The beguiling, precocious Suzanne (Bonnaire), a fifteen-year-old Parisian girl, escapes her stifling home life via promiscuous behavior with a revolving door of boyfriends. Her domineering, pre-occupied father (Pialat) has an ambiguous relationship with her, at once tender and stern. When he finally abandons the family, her mother (Ker) tailspins into angry depression, and her portly older brother (Besnehard) takes it out on Suzanne with jealous rants and enraged beatings. Suzanne reacts by seeking solace in fleeting liasons, but she's unable to find the stability she needs from the various young men in her life.
Considered France's answer to John Cassavetes, director Pialat favored naturalistic acting, improvisation and finding the truth of the moment. Thus, watching this dysfunctional family drama is inevitably unnerving, as it carries the sting of truth, of real events unfolding in real time. Take note of the opening shots of Suzanne in a skimpy, windblown dress at the prow of a yacht, blithely unaware of the effect her body has on men, even her own brother.

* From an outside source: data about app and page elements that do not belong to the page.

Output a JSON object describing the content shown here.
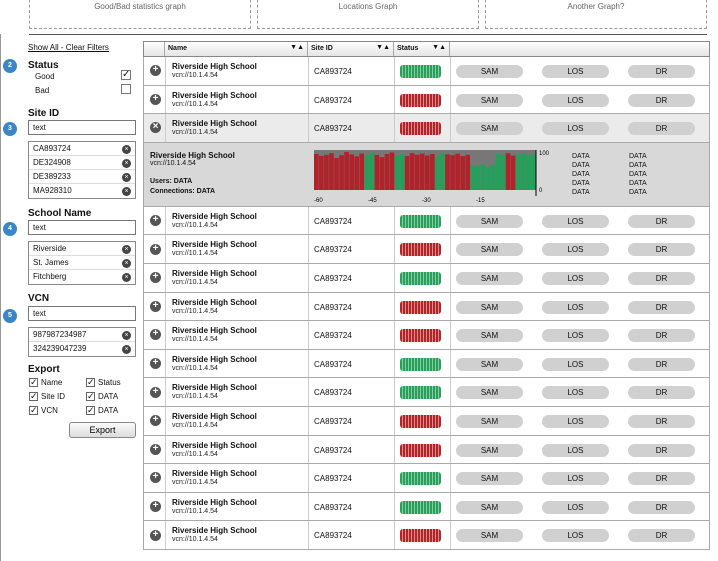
{
  "graphs": [
    "Good/Bad statistics graph",
    "Locations Graph",
    "Another Graph?"
  ],
  "filters": {
    "show_all": "Show All - Clear Filters",
    "status": {
      "badge": "2",
      "title": "Status",
      "options": [
        {
          "label": "Good",
          "checked": true
        },
        {
          "label": "Bad",
          "checked": false
        }
      ]
    },
    "site_id": {
      "badge": "3",
      "title": "Site ID",
      "input": "text",
      "tags": [
        "CA893724",
        "DE324908",
        "DE389233",
        "MA928310"
      ]
    },
    "school_name": {
      "badge": "4",
      "title": "School Name",
      "input": "text",
      "tags": [
        "Riverside",
        "St. James",
        "Fitchberg"
      ]
    },
    "vcn": {
      "badge": "5",
      "title": "VCN",
      "input": "text",
      "tags": [
        "987987234987",
        "324239047239"
      ]
    }
  },
  "export": {
    "title": "Export",
    "options": [
      {
        "label": "Name",
        "checked": true
      },
      {
        "label": "Status",
        "checked": true
      },
      {
        "label": "Site ID",
        "checked": true
      },
      {
        "label": "DATA",
        "checked": true
      },
      {
        "label": "VCN",
        "checked": true
      },
      {
        "label": "DATA",
        "checked": true
      }
    ],
    "button": "Export"
  },
  "table": {
    "headers": {
      "name": "Name",
      "site_id": "Site ID",
      "status": "Status"
    },
    "sort_icon": "▼▲",
    "actions": [
      "SAM",
      "LOS",
      "DR"
    ],
    "rows": [
      {
        "name": "Riverside High School",
        "vcn": "vcn://10.1.4.54",
        "site": "CA893724",
        "status": "good",
        "expanded": false
      },
      {
        "name": "Riverside High School",
        "vcn": "vcn://10.1.4.54",
        "site": "CA893724",
        "status": "bad",
        "expanded": false
      },
      {
        "name": "Riverside High School",
        "vcn": "vcn://10.1.4.54",
        "site": "CA893724",
        "status": "bad",
        "expanded": true
      },
      {
        "name": "Riverside High School",
        "vcn": "vcn://10.1.4.54",
        "site": "CA893724",
        "status": "good",
        "expanded": false
      },
      {
        "name": "Riverside High School",
        "vcn": "vcn://10.1.4.54",
        "site": "CA893724",
        "status": "bad",
        "expanded": false
      },
      {
        "name": "Riverside High School",
        "vcn": "vcn://10.1.4.54",
        "site": "CA893724",
        "status": "good",
        "expanded": false
      },
      {
        "name": "Riverside High School",
        "vcn": "vcn://10.1.4.54",
        "site": "CA893724",
        "status": "bad",
        "expanded": false
      },
      {
        "name": "Riverside High School",
        "vcn": "vcn://10.1.4.54",
        "site": "CA893724",
        "status": "bad",
        "expanded": false
      },
      {
        "name": "Riverside High School",
        "vcn": "vcn://10.1.4.54",
        "site": "CA893724",
        "status": "good",
        "expanded": false
      },
      {
        "name": "Riverside High School",
        "vcn": "vcn://10.1.4.54",
        "site": "CA893724",
        "status": "good",
        "expanded": false
      },
      {
        "name": "Riverside High School",
        "vcn": "vcn://10.1.4.54",
        "site": "CA893724",
        "status": "bad",
        "expanded": false
      },
      {
        "name": "Riverside High School",
        "vcn": "vcn://10.1.4.54",
        "site": "CA893724",
        "status": "bad",
        "expanded": false
      },
      {
        "name": "Riverside High School",
        "vcn": "vcn://10.1.4.54",
        "site": "CA893724",
        "status": "good",
        "expanded": false
      },
      {
        "name": "Riverside High School",
        "vcn": "vcn://10.1.4.54",
        "site": "CA893724",
        "status": "good",
        "expanded": false
      },
      {
        "name": "Riverside High School",
        "vcn": "vcn://10.1.4.54",
        "site": "CA893724",
        "status": "bad",
        "expanded": false
      }
    ],
    "detail": {
      "name": "Riverside High School",
      "vcn": "vcn://10.1.4.54",
      "users": "Users: DATA",
      "connections": "Connections: DATA",
      "data_col1": [
        "DATA",
        "DATA",
        "DATA",
        "DATA",
        "DATA"
      ],
      "data_col2": [
        "DATA",
        "DATA",
        "DATA",
        "DATA",
        "DATA"
      ]
    }
  },
  "chart_data": {
    "type": "bar",
    "x_ticks": [
      "-60",
      "-45",
      "-30",
      "-15"
    ],
    "y_ticks": [
      "100",
      "0"
    ],
    "ylim": [
      0,
      100
    ],
    "series": [
      {
        "values": [
          90,
          85,
          88,
          92,
          80,
          87,
          95,
          89,
          84,
          91,
          86,
          93,
          88,
          82,
          90,
          94,
          87,
          89,
          85,
          92,
          88,
          91,
          86,
          90,
          84,
          93,
          89,
          87,
          91,
          85,
          88,
          62,
          60,
          64,
          58,
          63,
          90,
          88,
          92,
          86,
          89,
          91,
          87,
          90
        ]
      },
      {
        "values": [
          10,
          15,
          12,
          8,
          20,
          13,
          5,
          11,
          16,
          9,
          14,
          7,
          12,
          18,
          10,
          6,
          13,
          11,
          15,
          8,
          12,
          9,
          14,
          10,
          16,
          7,
          11,
          13,
          9,
          15,
          12,
          38,
          40,
          36,
          42,
          37,
          10,
          12,
          8,
          14,
          11,
          9,
          13,
          10
        ]
      }
    ],
    "bar_status": [
      "bad",
      "bad",
      "bad",
      "bad",
      "bad",
      "bad",
      "bad",
      "bad",
      "bad",
      "bad",
      "good",
      "good",
      "bad",
      "bad",
      "bad",
      "bad",
      "good",
      "good",
      "bad",
      "bad",
      "bad",
      "bad",
      "bad",
      "bad",
      "good",
      "good",
      "bad",
      "bad",
      "bad",
      "bad",
      "bad",
      "good",
      "good",
      "good",
      "good",
      "good",
      "good",
      "good",
      "bad",
      "bad",
      "good",
      "good",
      "good",
      "good"
    ],
    "colors": {
      "good": "#25a05a",
      "bad": "#b0232b",
      "bg": "#777777"
    }
  }
}
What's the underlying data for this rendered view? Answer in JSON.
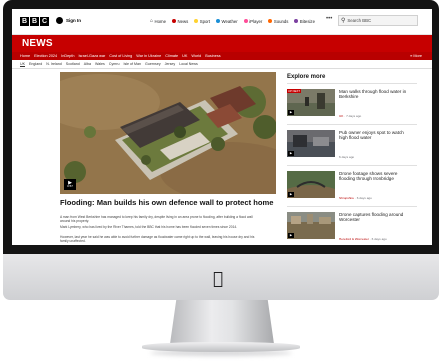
{
  "site": {
    "logo_letters": [
      "B",
      "B",
      "C"
    ],
    "sign_in": "Sign In",
    "top_nav": [
      {
        "label": "Home",
        "icon": "home-icon",
        "color": "#222222"
      },
      {
        "label": "News",
        "icon": "news-dot-icon",
        "color": "#c60000"
      },
      {
        "label": "Sport",
        "icon": "sport-dot-icon",
        "color": "#ffd230"
      },
      {
        "label": "Weather",
        "icon": "weather-dot-icon",
        "color": "#1a8fd6"
      },
      {
        "label": "iPlayer",
        "icon": "iplayer-dot-icon",
        "color": "#ff4c98"
      },
      {
        "label": "Sounds",
        "icon": "sounds-dot-icon",
        "color": "#ff6600"
      },
      {
        "label": "Bitesize",
        "icon": "bitesize-dot-icon",
        "color": "#7b3fa0"
      }
    ],
    "more_label": "•••",
    "search_placeholder": "Search BBC",
    "accent": "#c60000"
  },
  "news": {
    "title": "NEWS",
    "nav": [
      "Home",
      "Election 2024",
      "InDepth",
      "Israel-Gaza war",
      "Cost of Living",
      "War in Ukraine",
      "Climate",
      "UK",
      "World",
      "Business"
    ],
    "more": "More",
    "subnav": [
      "UK",
      "England",
      "N. Ireland",
      "Scotland",
      "Alba",
      "Wales",
      "Cymru",
      "Isle of Man",
      "Guernsey",
      "Jersey",
      "Local News"
    ]
  },
  "article": {
    "video_badge": "▶",
    "video_duration": "0:57",
    "headline": "Flooding: Man builds his own defence wall to protect home",
    "paragraphs": [
      "A man from West Berkshire has managed to keep his family dry, despite living in an area prone to flooding, after building a flood wall around his property.",
      "Mark Lymbery, who has lived by the River Thames, told the BBC that his home has been flooded seven times since 2014.",
      "However, last year he said he was able to avoid further damage as floodwater came right up to the wall, leaving his house dry and his family unaffected."
    ]
  },
  "sidebar": {
    "title": "Explore more",
    "items": [
      {
        "badge": "UP NEXT",
        "headline": "Man walks through flood water in Berkshire",
        "tag": "UK",
        "time": "7 days ago"
      },
      {
        "badge": "",
        "headline": "Pub owner enjoys spot to watch high flood water",
        "tag": "",
        "time": "6 days ago"
      },
      {
        "badge": "",
        "headline": "Drone footage shows severe flooding through Ironbridge",
        "tag": "Shropshire",
        "time": "6 days ago"
      },
      {
        "badge": "",
        "headline": "Drone captures flooding around Worcester",
        "tag": "Hereford & Worcester",
        "time": "6 days ago"
      }
    ]
  }
}
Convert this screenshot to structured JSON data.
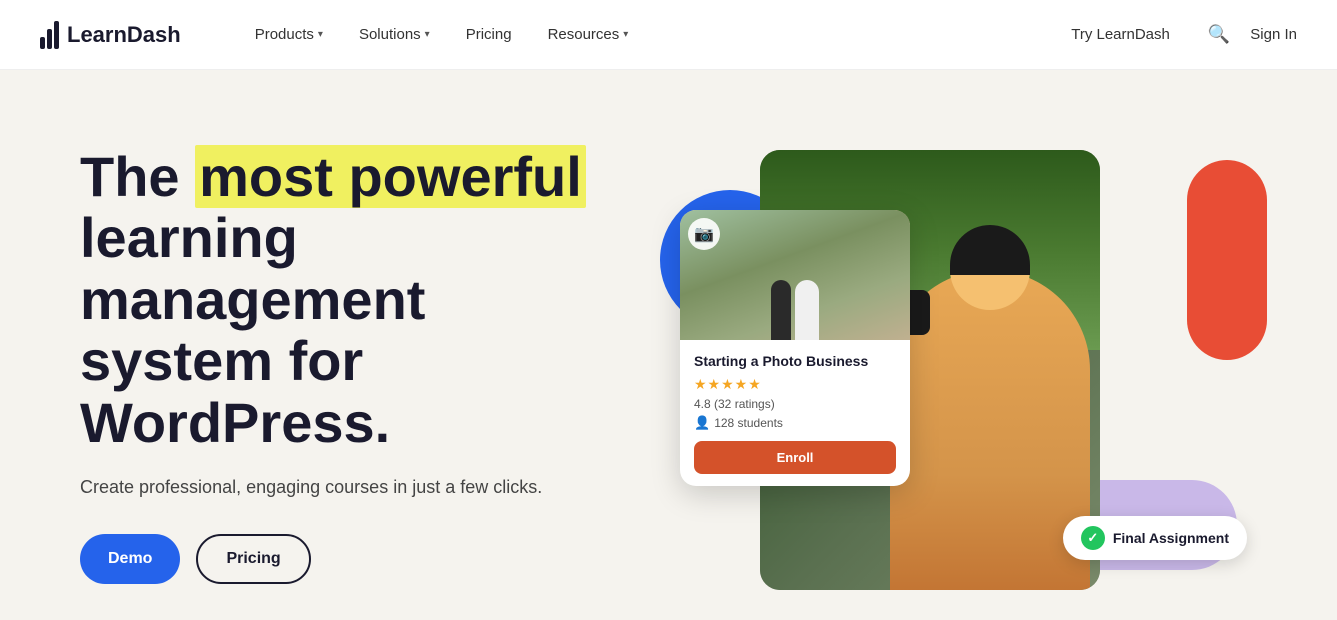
{
  "nav": {
    "logo_text": "LearnDash",
    "items": [
      {
        "label": "Products",
        "has_chevron": true
      },
      {
        "label": "Solutions",
        "has_chevron": true
      },
      {
        "label": "Pricing",
        "has_chevron": false
      },
      {
        "label": "Resources",
        "has_chevron": true
      }
    ],
    "try_label": "Try LearnDash",
    "signin_label": "Sign In"
  },
  "hero": {
    "heading_before": "The ",
    "heading_highlight": "most powerful",
    "heading_after": " learning management system for WordPress.",
    "subtext": "Create professional, engaging courses in just a few clicks.",
    "btn_demo": "Demo",
    "btn_pricing": "Pricing"
  },
  "card": {
    "title": "Starting a Photo Business",
    "stars": "★★★★★",
    "rating": "4.8 (32 ratings)",
    "students": "128 students",
    "enroll_label": "Enroll"
  },
  "badge": {
    "label": "Final Assignment"
  }
}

Bonnaire, in her first film, explodes off the screen with a potent mix of burgeoning sexuality and childlike innocence; but it's the tender yearning this gifted actress projects that makes Suzanne such a tragic figure, and this film such a memorable drama.